One of Britain's most senior police officers has demanded a return to a form of internment, with the power to lock up terror suspects indefinitely without charge.
The proposal, put forward by the head of the Association of Police Chief Officers (Acpo) and supported by Scotland Yard, is highly controversial. An earlier plan to extend the amount of time suspects can be held without charge to 90 days led to Tony Blair's first Commons defeat as Prime Minister. Eventually, the government was forced to compromise on 28 days, a period which Gordon Brown has already said he wants to extend.
The Observer understands that the Acpo proposal has been discussed in meetings between Brown and senior police officers. Whitehall sources said the PM was receptive to the association's demands, but believes an upper detention limit is essential to avoid a de facto Guantanamo Bay based in the UK.
Ken Jones, the president of Acpo, told The Observer that in some cases there was a need to hold terrorist suspects without charge for 'as long as it takes'. He said such hardline measures were the only way to counter the complex, global nature of terrorist cells planning further attacks in Britain and that civil liberty arguments were untenable in light of the evolving terror threat.

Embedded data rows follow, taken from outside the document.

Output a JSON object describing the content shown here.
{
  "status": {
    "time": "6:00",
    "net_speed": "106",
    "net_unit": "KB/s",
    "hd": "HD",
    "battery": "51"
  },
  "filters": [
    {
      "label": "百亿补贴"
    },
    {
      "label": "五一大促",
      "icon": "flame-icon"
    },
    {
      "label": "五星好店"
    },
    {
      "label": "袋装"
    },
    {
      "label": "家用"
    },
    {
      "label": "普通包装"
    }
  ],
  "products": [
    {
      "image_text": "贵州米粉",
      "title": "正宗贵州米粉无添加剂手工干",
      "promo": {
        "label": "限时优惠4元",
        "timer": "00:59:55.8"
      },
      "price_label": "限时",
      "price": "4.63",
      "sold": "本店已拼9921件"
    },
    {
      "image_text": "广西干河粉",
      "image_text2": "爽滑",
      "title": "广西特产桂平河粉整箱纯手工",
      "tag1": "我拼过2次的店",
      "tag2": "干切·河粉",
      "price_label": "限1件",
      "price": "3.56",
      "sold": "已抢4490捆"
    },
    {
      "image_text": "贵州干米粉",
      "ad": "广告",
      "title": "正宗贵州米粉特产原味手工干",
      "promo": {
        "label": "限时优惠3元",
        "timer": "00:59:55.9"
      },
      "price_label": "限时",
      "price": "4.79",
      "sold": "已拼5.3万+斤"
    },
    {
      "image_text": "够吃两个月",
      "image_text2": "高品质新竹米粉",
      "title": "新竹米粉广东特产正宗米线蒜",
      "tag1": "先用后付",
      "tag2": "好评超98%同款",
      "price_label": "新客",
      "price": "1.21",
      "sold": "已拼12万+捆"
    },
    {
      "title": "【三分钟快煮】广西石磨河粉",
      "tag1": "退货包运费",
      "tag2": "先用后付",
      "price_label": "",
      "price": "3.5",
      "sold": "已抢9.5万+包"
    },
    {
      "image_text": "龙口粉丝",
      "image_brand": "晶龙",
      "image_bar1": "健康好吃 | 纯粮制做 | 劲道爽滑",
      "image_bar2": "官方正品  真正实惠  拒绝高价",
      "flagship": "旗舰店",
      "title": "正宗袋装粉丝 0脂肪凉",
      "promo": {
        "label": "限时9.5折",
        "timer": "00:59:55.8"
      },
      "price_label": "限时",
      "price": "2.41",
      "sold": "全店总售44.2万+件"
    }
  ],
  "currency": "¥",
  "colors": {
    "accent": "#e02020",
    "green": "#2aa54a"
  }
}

This will surely be the decade remembered as the one that rolled civil rights back 50 years in the west.